A small compass error, will then cause the multirotor to do a huge high-speed turn instead of “break” and return to the desired position.
This is clearly dangerous if you should find your multirotor being taken by a strong wind, and try to solve it by going into loiter mode.
Please test and tell me if you can confirm my findings.
1.- in stabilize, fly at high groundspeed
2.- release sticks and switch to loiter.
you would expect the machine to overshoot, stop and return to the point.
you may see it take huge high-speed turn, failing to return.
Please note, that at normal speeds,Loiter, 20 WP auto missions, RTL , autoland, and any other “normal” uses - this quad behaves perfectly.
Loiter projects a point in space in front of the copter based on the speed and direction that the copter is travelling at and how fast the vehicle can decelerate, and locks in on that point at the moment you release the sticks. It will then smoothly decelerate to that point in space without any overshoot.
AFAIK, that’s only so when you fly in loiter mode = “push the copter around”. Andre was writing about using loiter as “panic button” when he is about to lose control in STAB.
IIRC, the developers have warned against using loiter as some kind of “panic button” several times on DIYD. So you simply shouldn’t do it .
Yes, I understand that loiter depends on many things, and is not a “save-the-newbie” solution.
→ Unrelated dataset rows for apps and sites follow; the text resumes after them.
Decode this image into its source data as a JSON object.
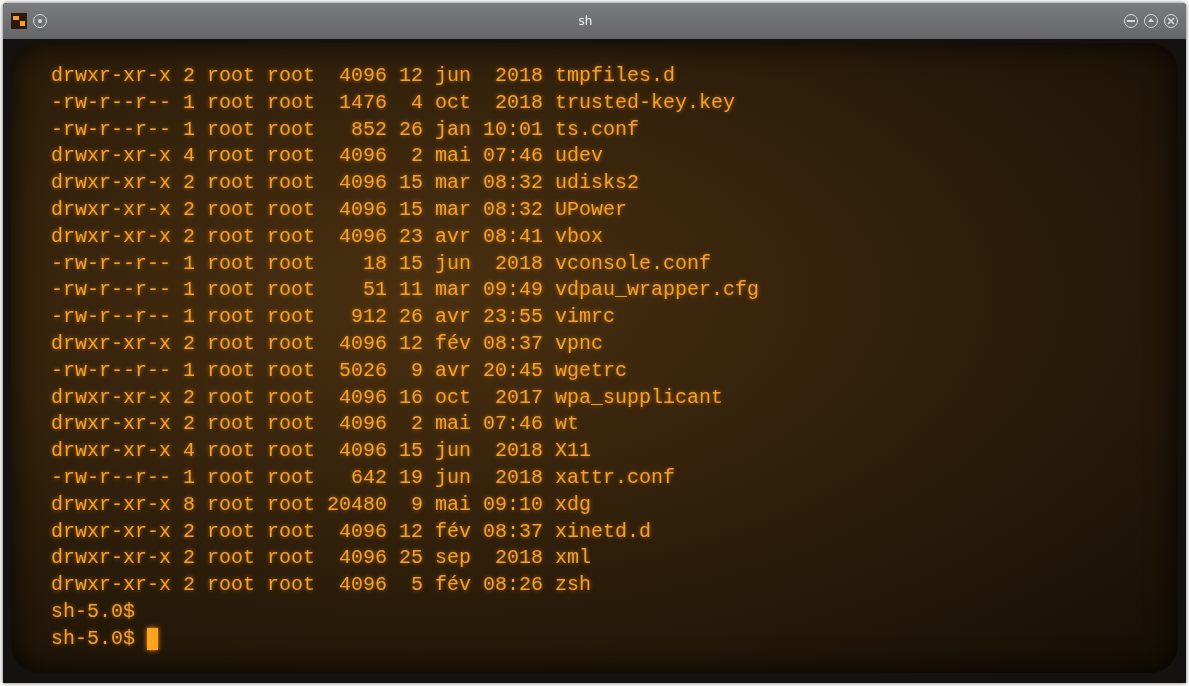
{
  "window": {
    "title": "sh"
  },
  "terminal": {
    "lines": [
      "drwxr-xr-x 2 root root  4096 12 jun  2018 tmpfiles.d",
      "-rw-r--r-- 1 root root  1476  4 oct  2018 trusted-key.key",
      "-rw-r--r-- 1 root root   852 26 jan 10:01 ts.conf",
      "drwxr-xr-x 4 root root  4096  2 mai 07:46 udev",
      "drwxr-xr-x 2 root root  4096 15 mar 08:32 udisks2",
      "drwxr-xr-x 2 root root  4096 15 mar 08:32 UPower",
      "drwxr-xr-x 2 root root  4096 23 avr 08:41 vbox",
      "-rw-r--r-- 1 root root    18 15 jun  2018 vconsole.conf",
      "-rw-r--r-- 1 root root    51 11 mar 09:49 vdpau_wrapper.cfg",
      "-rw-r--r-- 1 root root   912 26 avr 23:55 vimrc",
      "drwxr-xr-x 2 root root  4096 12 fév 08:37 vpnc",
      "-rw-r--r-- 1 root root  5026  9 avr 20:45 wgetrc",
      "drwxr-xr-x 2 root root  4096 16 oct  2017 wpa_supplicant",
      "drwxr-xr-x 2 root root  4096  2 mai 07:46 wt",
      "drwxr-xr-x 4 root root  4096 15 jun  2018 X11",
      "-rw-r--r-- 1 root root   642 19 jun  2018 xattr.conf",
      "drwxr-xr-x 8 root root 20480  9 mai 09:10 xdg",
      "drwxr-xr-x 2 root root  4096 12 fév 08:37 xinetd.d",
      "drwxr-xr-x 2 root root  4096 25 sep  2018 xml",
      "drwxr-xr-x 2 root root  4096  5 fév 08:26 zsh",
      "sh-5.0$"
    ],
    "prompt": "sh-5.0$"
  }
}
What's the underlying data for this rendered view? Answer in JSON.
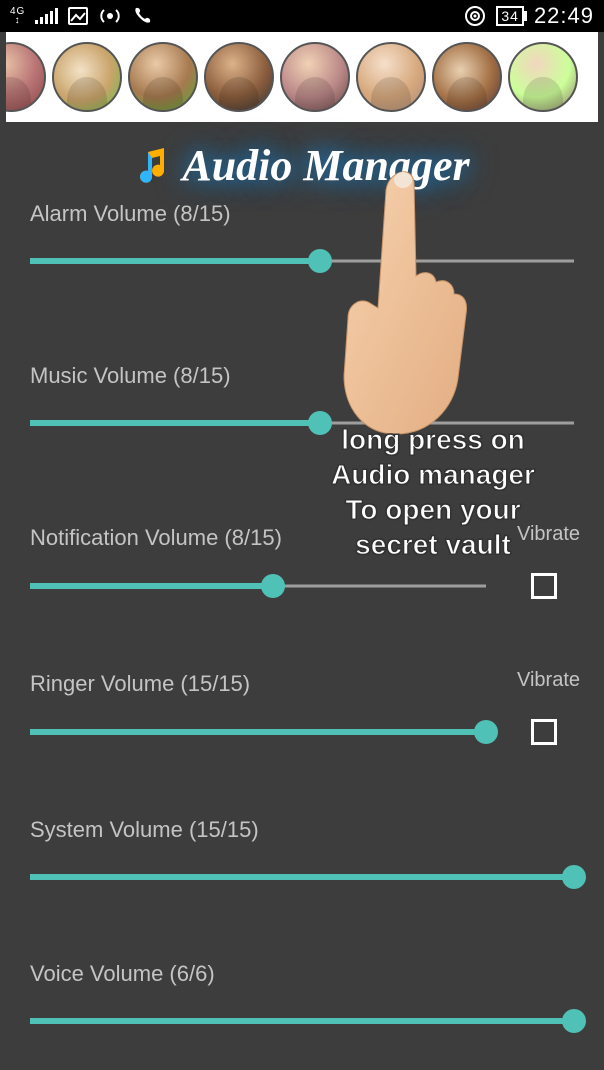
{
  "status": {
    "network": "4G",
    "battery": "34",
    "time": "22:49"
  },
  "app": {
    "title": "Audio Manager"
  },
  "avatars": [
    {
      "name": "avatar-1"
    },
    {
      "name": "avatar-2"
    },
    {
      "name": "avatar-3"
    },
    {
      "name": "avatar-4"
    },
    {
      "name": "avatar-5"
    },
    {
      "name": "avatar-6"
    },
    {
      "name": "avatar-7"
    },
    {
      "name": "avatar-8"
    }
  ],
  "sliders": {
    "alarm": {
      "label": "Alarm Volume (8/15)",
      "value": 8,
      "max": 15,
      "vibrate": null
    },
    "music": {
      "label": "Music Volume (8/15)",
      "value": 8,
      "max": 15,
      "vibrate": null
    },
    "notification": {
      "label": "Notification Volume (8/15)",
      "value": 8,
      "max": 15,
      "vibrate": false,
      "vibrate_label": "Vibrate"
    },
    "ringer": {
      "label": "Ringer Volume (15/15)",
      "value": 15,
      "max": 15,
      "vibrate": false,
      "vibrate_label": "Vibrate"
    },
    "system": {
      "label": "System Volume (15/15)",
      "value": 15,
      "max": 15,
      "vibrate": null
    },
    "voice": {
      "label": "Voice Volume (6/6)",
      "value": 6,
      "max": 6,
      "vibrate": null
    }
  },
  "hint": {
    "line1": "long press on",
    "line2": "Audio manager",
    "line3": "To open your",
    "line4": "secret vault"
  },
  "colors": {
    "accent": "#4fc1b6",
    "bg": "#3d3d3d",
    "label": "#c4c4c4"
  }
}
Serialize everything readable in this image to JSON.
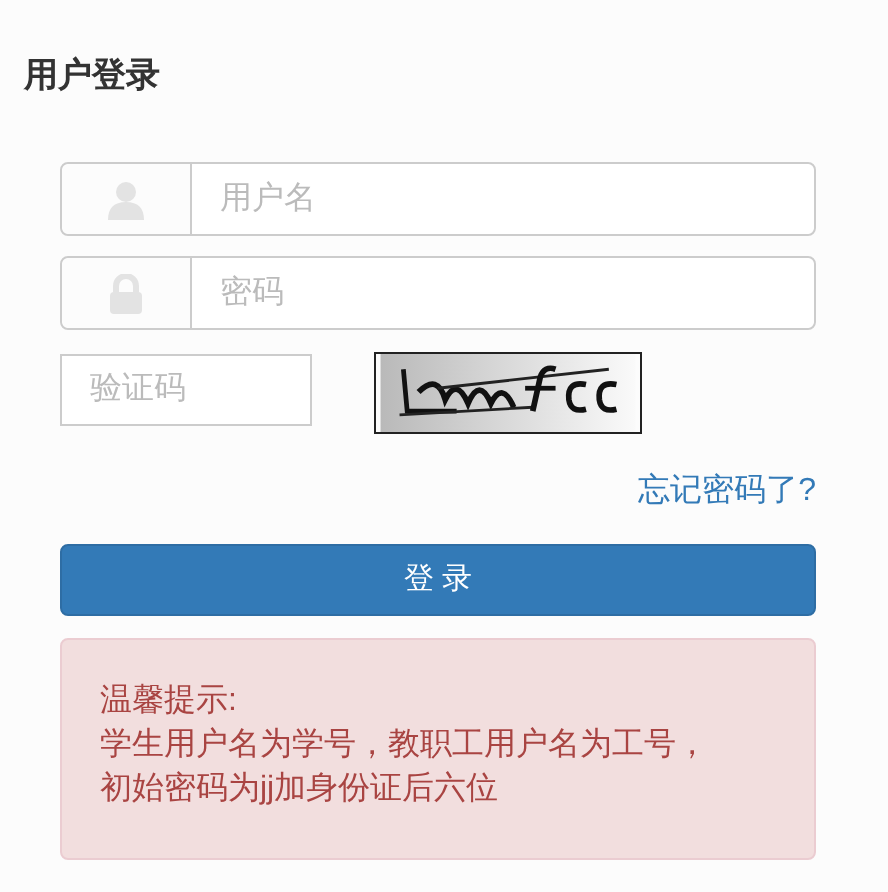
{
  "title": "用户登录",
  "fields": [
    {
      "kind": "user",
      "placeholder": "用户名"
    },
    {
      "kind": "lock",
      "placeholder": "密码"
    }
  ],
  "captcha": {
    "placeholder": "验证码"
  },
  "forgot_link": "忘记密码了?",
  "login_button": "登 录",
  "notice": {
    "title": "温馨提示:",
    "lines": [
      "学生用户名为学号，教职工用户名为工号，",
      "初始密码为jj加身份证后六位"
    ]
  }
}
But it should be reliable within the normal flight envelope.
For a polished AP, the goal is to do the job as good as possible in any scenario it can handle.
…Think if somebody is flying hard and fast, and battery, throttle or gs failsafe is trigged, and set to land - (afaik,Land holds GPS posistion it had when trigged, just like Loiter ) - that could result in a huge high speed turn, while reducing altitude…